I found a bunch of information yesterday to support the case that one of my ancestors did indeed serve during the American Revolution — muster rolls, draft classes, pension ledgers and more. It’s an interesting exercise, even if what I seek isn’t always clear or obvious.
Let’s start with the fact that the German surname Stöber was in the midst of being anglicized at the time, so my search had to cover Stöber, Stober and Stover. My ancestor’s birth name, according to the records I’ve found, was Johann Valentine Stober III (though he may have been a IV) — but, for whatever reason, he went by his middle name and didn’t use the Roman numeral. Usually it was recorded as Valentine Stober, less often and later Valentine Stover. A couple of times I saw his first (middle) name misspelled Valintin.

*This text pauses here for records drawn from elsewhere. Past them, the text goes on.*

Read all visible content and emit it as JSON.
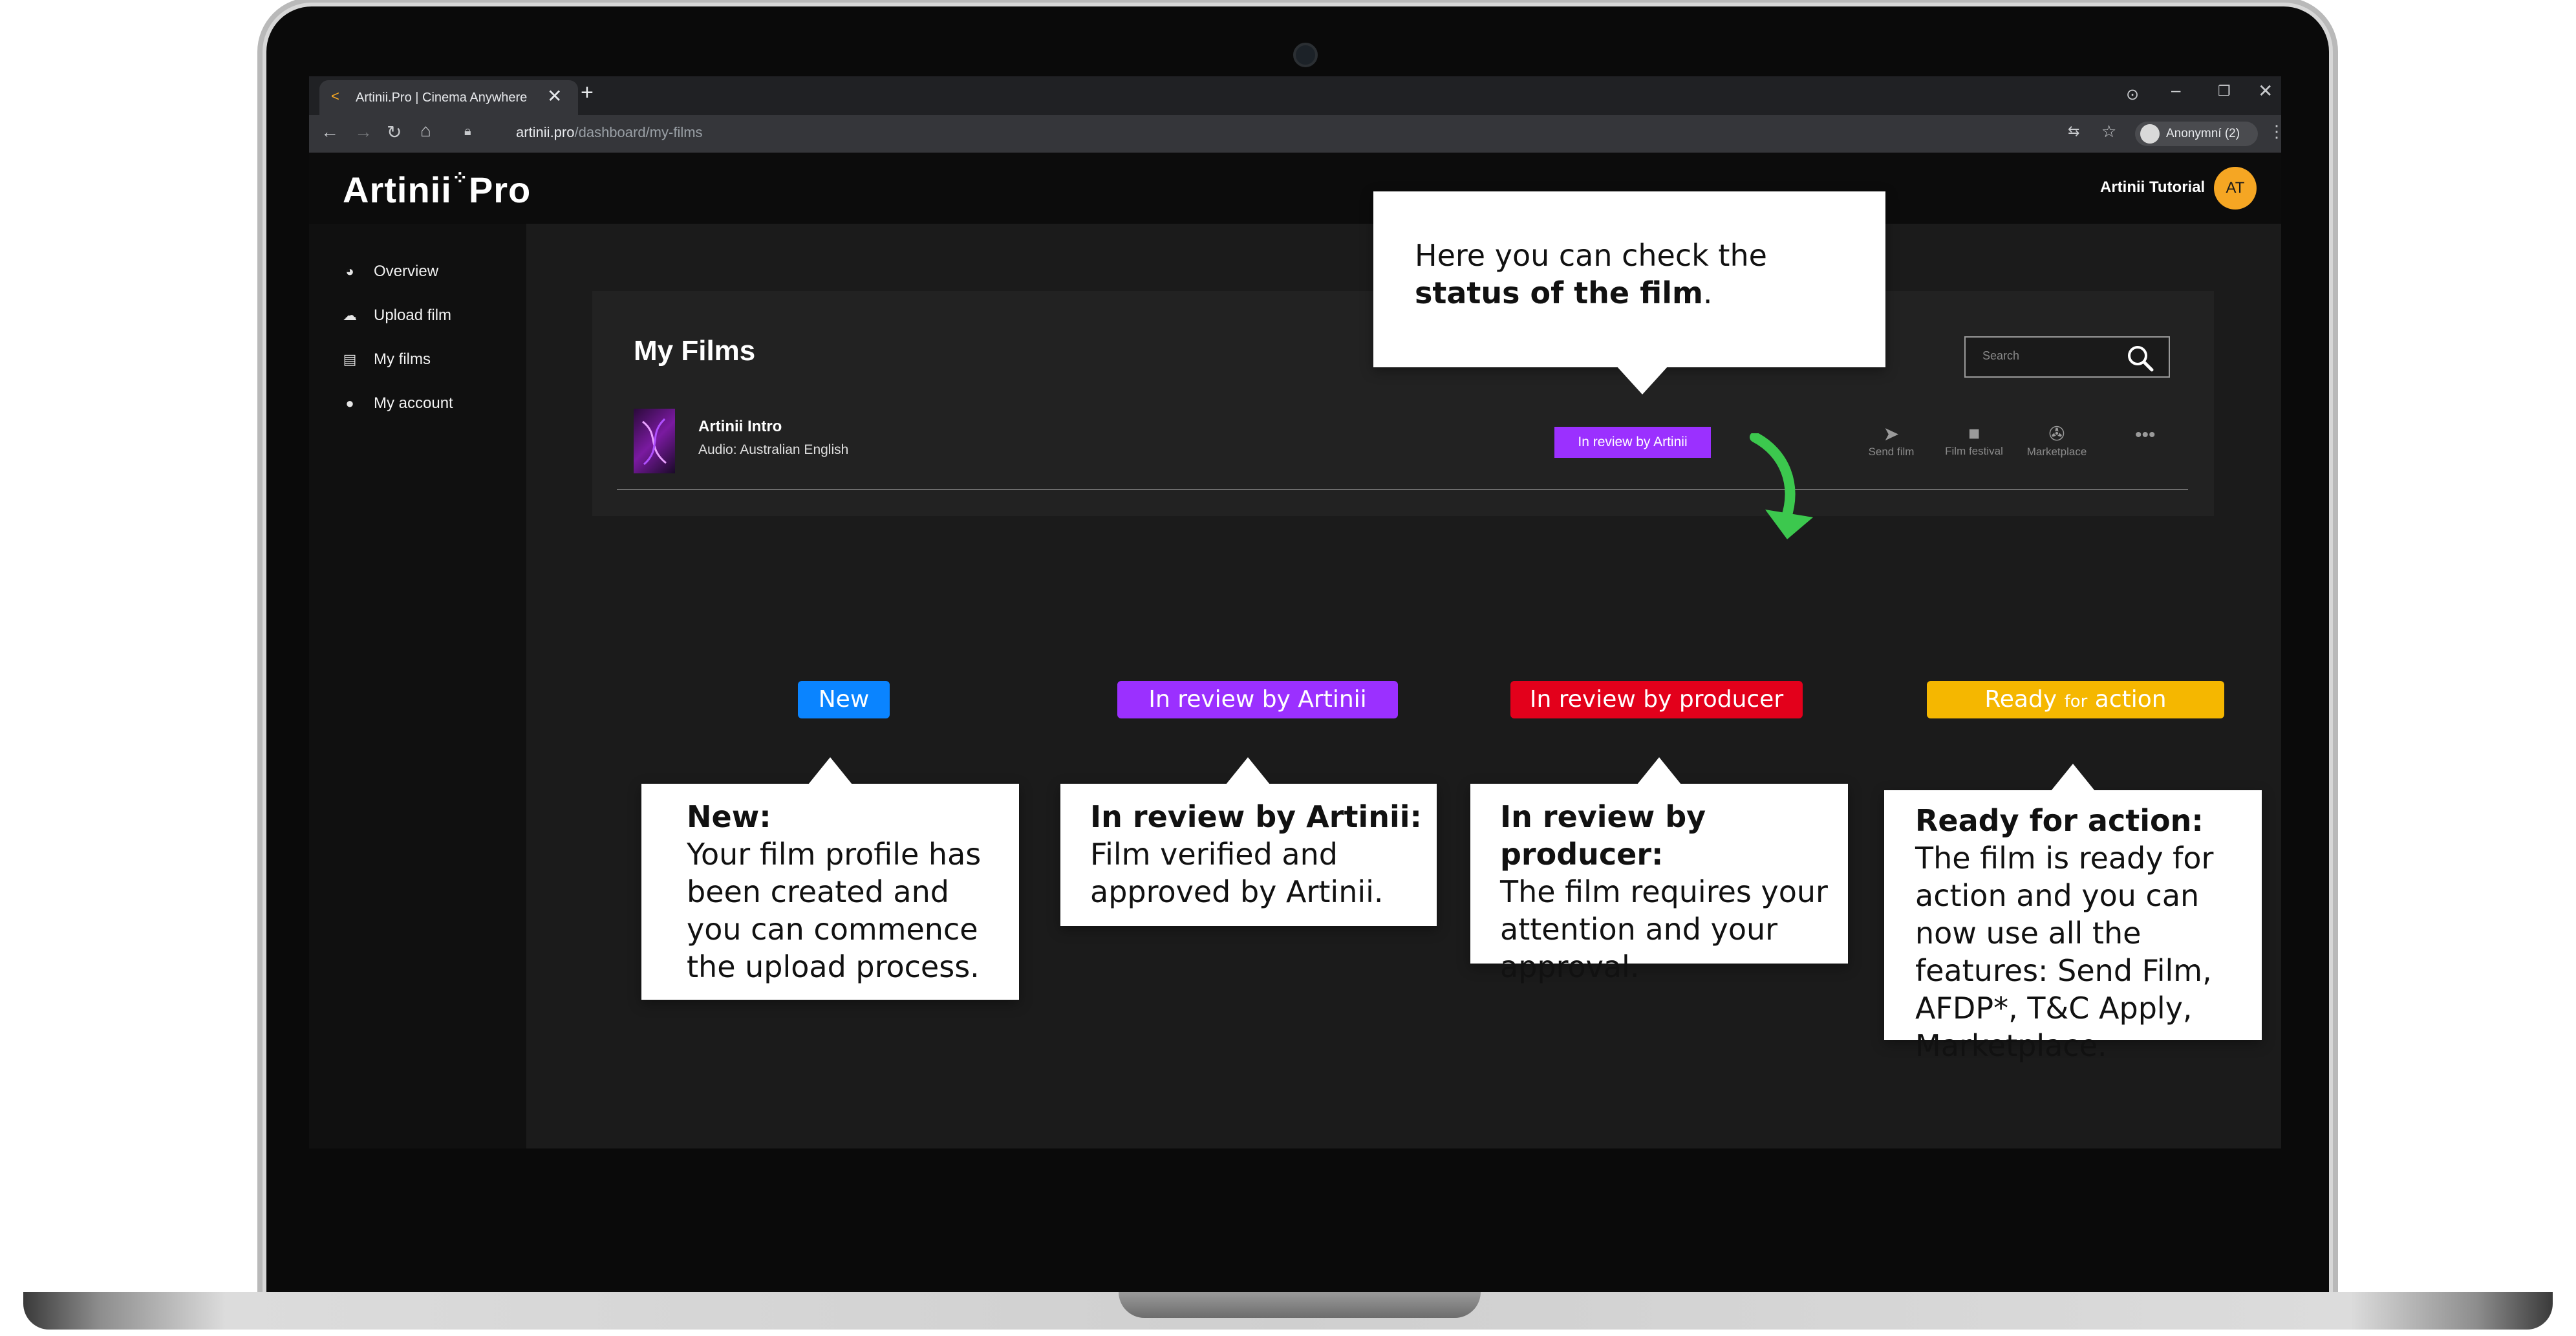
{
  "browser": {
    "tab_title": "Artinii.Pro | Cinema Anywhere",
    "url_host": "artinii.pro",
    "url_path": "/dashboard/my-films",
    "profile": "Anonymní (2)"
  },
  "app": {
    "logo": "Artinii",
    "logo_suffix": "Pro",
    "user_name": "Artinii Tutorial",
    "user_initials": "AT",
    "accent_color": "#f5a623"
  },
  "sidebar": {
    "items": [
      {
        "label": "Overview",
        "icon": "dashboard-icon"
      },
      {
        "label": "Upload film",
        "icon": "cloud-upload-icon"
      },
      {
        "label": "My films",
        "icon": "film-icon"
      },
      {
        "label": "My account",
        "icon": "user-icon"
      }
    ]
  },
  "films": {
    "title": "My Films",
    "search_placeholder": "Search",
    "rows": [
      {
        "title": "Artinii Intro",
        "audio": "Audio: Australian English",
        "status": "In review by Artinii",
        "status_color": "#9b30ff"
      }
    ],
    "actions": [
      {
        "label": "Send film",
        "icon": "paper-plane-icon"
      },
      {
        "label": "Film festival",
        "icon": "camera-icon"
      },
      {
        "label": "Marketplace",
        "icon": "film-reel-icon"
      }
    ]
  },
  "callout_status": {
    "text_pre": "Here you can check the ",
    "text_bold": "status of the film",
    "text_post": "."
  },
  "statuses": [
    {
      "label": "New",
      "color": "#0a84ff",
      "heading": "New:",
      "body": "Your film profile has been created and you can commence the upload process."
    },
    {
      "label": "In review by Artinii",
      "color": "#9b30ff",
      "heading": "In review by Artinii:",
      "body": "Film verified and approved by Artinii."
    },
    {
      "label": "In review by producer",
      "color": "#e3001b",
      "heading": "In review by producer:",
      "body": "The film requires your attention and your approval."
    },
    {
      "label_main": "Ready",
      "label_small": "for",
      "label_end": "action",
      "color": "#f5b700",
      "heading": "Ready for action:",
      "body": "The film is ready for action and you can now use all the features: Send Film, AFDP*, T&C Apply, Marketplace."
    }
  ]
}
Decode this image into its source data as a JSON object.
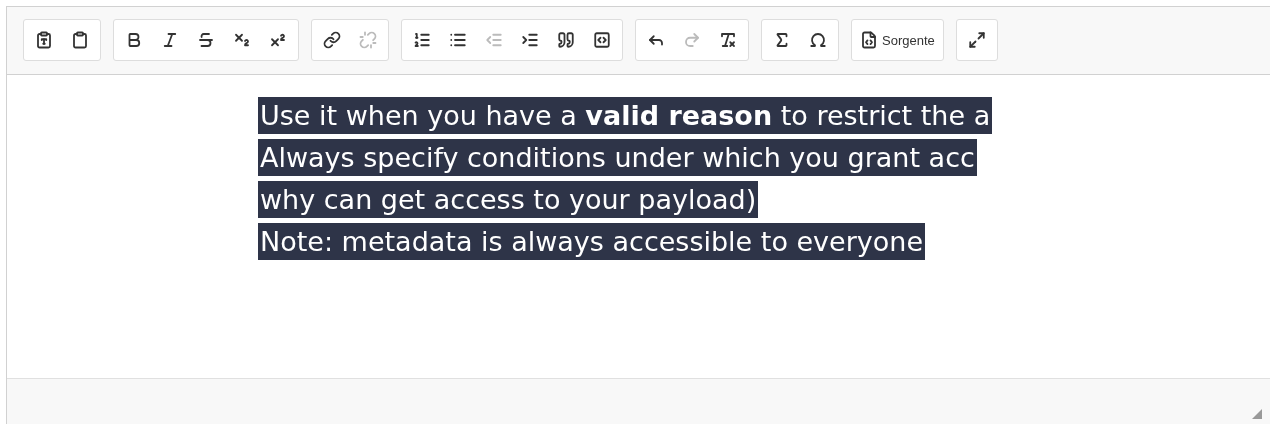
{
  "toolbar": {
    "groups": [
      {
        "buttons": [
          {
            "kind": "paste-text",
            "disabled": false
          },
          {
            "kind": "paste-word",
            "disabled": false
          }
        ]
      },
      {
        "buttons": [
          {
            "kind": "bold",
            "disabled": false
          },
          {
            "kind": "italic",
            "disabled": false
          },
          {
            "kind": "strike",
            "disabled": false
          },
          {
            "kind": "subscript",
            "disabled": false
          },
          {
            "kind": "superscript",
            "disabled": false
          }
        ]
      },
      {
        "buttons": [
          {
            "kind": "link",
            "disabled": false
          },
          {
            "kind": "unlink",
            "disabled": true
          }
        ]
      },
      {
        "buttons": [
          {
            "kind": "numbered-list",
            "disabled": false
          },
          {
            "kind": "bulleted-list",
            "disabled": false
          },
          {
            "kind": "outdent",
            "disabled": true
          },
          {
            "kind": "indent",
            "disabled": false
          },
          {
            "kind": "blockquote",
            "disabled": false
          },
          {
            "kind": "div",
            "disabled": false
          }
        ]
      },
      {
        "buttons": [
          {
            "kind": "undo",
            "disabled": false
          },
          {
            "kind": "redo",
            "disabled": true
          },
          {
            "kind": "remove-format",
            "disabled": false
          }
        ]
      },
      {
        "buttons": [
          {
            "kind": "sigma",
            "disabled": false
          },
          {
            "kind": "omega",
            "disabled": false
          }
        ]
      },
      {
        "buttons": [
          {
            "kind": "source",
            "disabled": false,
            "label": "Sorgente"
          }
        ]
      },
      {
        "buttons": [
          {
            "kind": "maximize",
            "disabled": false
          }
        ]
      }
    ]
  },
  "content": {
    "lines": [
      "Use it when you have a **valid reason** to restrict the a",
      "Always specify conditions under which you grant acc",
      "why can get access to your payload)",
      "Note: metadata is always accessible to everyone"
    ]
  }
}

Then there’s the murky matter of the military at the time. Colonial Americans didn’t much care for standing armies, and for good reason, so they formed militia of able white males between the ages of 18 and 53. And the term associators — tracing to Benjamin Franklin’s call in 1747 for an “Association” to defend Philadelphia — was used generally to identify voluntary military units (militia, essentially) assembled for defense in support of independence.
Not all associators were Patriots. There were loyalist associators as well, notably in Pennsylvania an outlaw gang of pacifist Quakers who engaged in espionage and sabotage of the American cause.
And then there were the military lines — quotas established by the Continental Congress to raise militia from each state. The Pennsylvania Line, for example, supplied troops to the Continental Line (the Continental Army).
One record shows my ancestor serving in the Eighth Company, Fifth Battalion, Lancaster County Militia. I found multiple records of his service in an unnumbered company (under command of Capt. John Jones), Eighth Battalion of Associators, Lancaster County (under command of Col. Peter Grubb), which was activated to the Continental Line on August 15th, 1776.
I also uncovered a handwritten document from years after the Revolution, an affidavit of sorts dated October 1st, 1832. At the age of 75 (just over a year before his death), Valentine Stober was applying for pension benefits related to his military service.
In the dictated application Stober describes his service, noting dates, places and names. He lists a number of officers, including the aforementioned Capt. John Jones — but he also mentions a Maj. Courtney (a name I’ve been unable to find on the Pennsylvania rolls) and a Col. Thomas Proctor — which probably was artillery Capt. Thomas Proctor, Third Battalion, The (Philadelphia) Association.
Stober says that he “enlisted with Captain
John Proctor Joseph Proctor of the Artillery of Pennsylvania line.” I’m making an educated guess at what was scratched out — I’ve found no “Joseph Proctor.” There was a Col. John Proctor, a militia commander from Westmoreland County in the western part of the state. At first I wondered if Stober’s memory had failed him, or if perhaps he simply wanted to associate himself with Proctor’s independent battalion.
The application does record that “Col. Proctor gave [Stober] a furlough with leave to return home until his health should be restored” after battling “the Camp Fever” (typhus) while posted at “Mud Fort.” I’ve found a couple of separate references to “Col. Proctor’s Artillery” at Mud Island Fort (later Fort Mifflin). That may indicate that Stober’s commander at the fort was indeed Thomas (artillery), not Joseph and not John (whose battalion was known as the “Old Westmoreland Rifles”), though the latter’s troops did contribute to American victories at nearby Trenton and Princeton.
Col. John Proctor’s battalion standard (battle flag) has become somewhat famous, by the way, in part because it’s one of few banners to have survived the Revolution. It’s a captured British standard, boldly decorated with symbolism we know from the Gadsden Flag, the letters “I.B.W.C.P.” (First Battalion, Westmoreland County, Pennsylvania, or Provincials) and Proctor’s initials.
A lot of what you just read I didn’t know myself until 48 hours ago. I learned more, too, that I didn’t include here — I don’t like to be single-source on anything, so I read voraciously and corroborated carefully before sharing.
Sorting through the rich history of our nation’s birth always has fascinated me. It’s even more interesting now that it’s personal.
One year ago today we packed up our camp gear in preparation for the next day’s move. We did make time for one more trip into Yellville for good eats at Blacksheep BBQ.
Take care of yourselves, Patriots. Stay calm. Stay sharp. Stay free.